Yankees Editorial: The Bronx is Boiling: Pitching Style


The New York Yankees 2015 season has started off on the right foot. They are 19-12 and sit atop the American League East by two games. While some things are making fans happy, others need some work.

Masahiro Tanaka is on the shelf. CC Sabathia continues to pitch batting practice with each outing, and the rest of the rotation looks completely unreliable. Yet the Yankees keep winning. The Bronx is boiling and I need to blow some steam.


The Yankees need rotation help. That’s obvious. What isn’t so obvious is why they aren’t pursuing it more aggresively. Yes, they are winning, but if they stick with the rotation they have in place now, they won’t be much longer.
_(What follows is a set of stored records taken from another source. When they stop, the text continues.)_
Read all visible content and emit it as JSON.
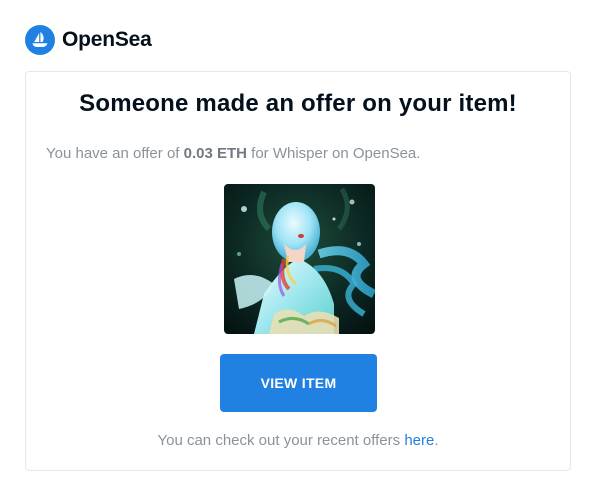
{
  "brand": {
    "name": "OpenSea",
    "logo_icon": "opensea-ship-icon",
    "accent_color": "#2081e2"
  },
  "email": {
    "headline": "Someone made an offer on your item!",
    "message": {
      "prefix": "You have an offer of ",
      "amount": "0.03 ETH",
      "suffix": " for Whisper on OpenSea."
    },
    "item_image": {
      "icon": "nft-artwork-image"
    },
    "button_label": "VIEW ITEM",
    "footer": {
      "text": "You can check out your recent offers ",
      "link_label": "here",
      "end": "."
    }
  }
}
More from Yankees News

The move doesn’t have to be a big one. The Yankees don’t have to make the big splash on a Cole Hamels or Johnny Cueto to excel (although it would be nice at the right price). They proved that last year by trading for Brandon McCarthy and putting faith in the Shane Greene’s of the farm system.

What can’t happen is sticking with the rotation in place, especially if Tanaka goes down for the long hall. Let me make this perfectly clear. I like Adam Warren. He is actually one of my favorite current Yankees’ players. But he is not a starter.

I was against the move in the first place. What Warren has proven this season is that he is more adequately served as the seventh inning guy to the lethal Dellin BetancesAndrew Miller combo at the back of the bullpen. Let me explain.

Warren’s numbers don’t look too terrible and he has been the starter for more Yankees wins than losses. His last two starts, however, show his ultimate problem and why he may not be suited for the rotation.

His May 3rd start against the Red Sox and this past Friday’s start against the Orioles were nearly mirror images of each other. Warren cruised through the lineup once. Warren went five scoreless against the Sox, but then the hit parade started and he collapsed. Four runs scored and before you knew it, Warren, who was seemingly cruising, couldn’t make it out of the sixth.

The same thing happened Friday. He reeled off four scoreless innings against the Orioles until the fifth inning rolled around. The hit parade once again started, Warren allowed the Orioles to creep back into the game and he couldn’t make it through the fifth inning.

Whether he is tipping his pitches or becoming too predicatble that opposing lineups can figure him out the second time through the lineup, Warren is not showing he can hack it as a full time starter in the bigs. Last season, he was incredible in his bullpen role. Should the Yankees make a move and bring in a starter, whether that be a call-up (Luis Severino, I’m looking at you) or a trade, moving Warren back to the bullpen would make this team stronger.

Nathan Eovaldi has shown he is what he is, and seemingly what he will always be. He will pitch amazing one outing and then look like a Triple-A pitcher in his next. This is what Eovaldi has always been, and why he frustrated the Marlins so much that they traded the young arm. Everyone knows that Eovaldi has “the stuff”, he just can’t consistently wield it.

That’s fine were Eovaldi the fourth or fifth pitcher in the rotation. I think he is a very welcomed addition to the Yankees, and he should be able to continue pitching at the back end of the rotation. However, with Tanaka out and CC underperforming, Eovaldi is being asked to pitch like a top end of the rotation, and if that remains the case, the Yankees are in trouble.

Chris Capuano is nearly done with rehab and Ivan Nova is hopefully not far away from starting his. Are they the answers? Perhaps they will be enough to push the Yankees through. But in order for them to make a playoff push, they need an experienced arm in the rotation. They shouldn’t rest on their solid start and winning record and think they have the right formula in place. Now is the time to get aggressive and start molding for a run back to October.

More from Yanks Go Yard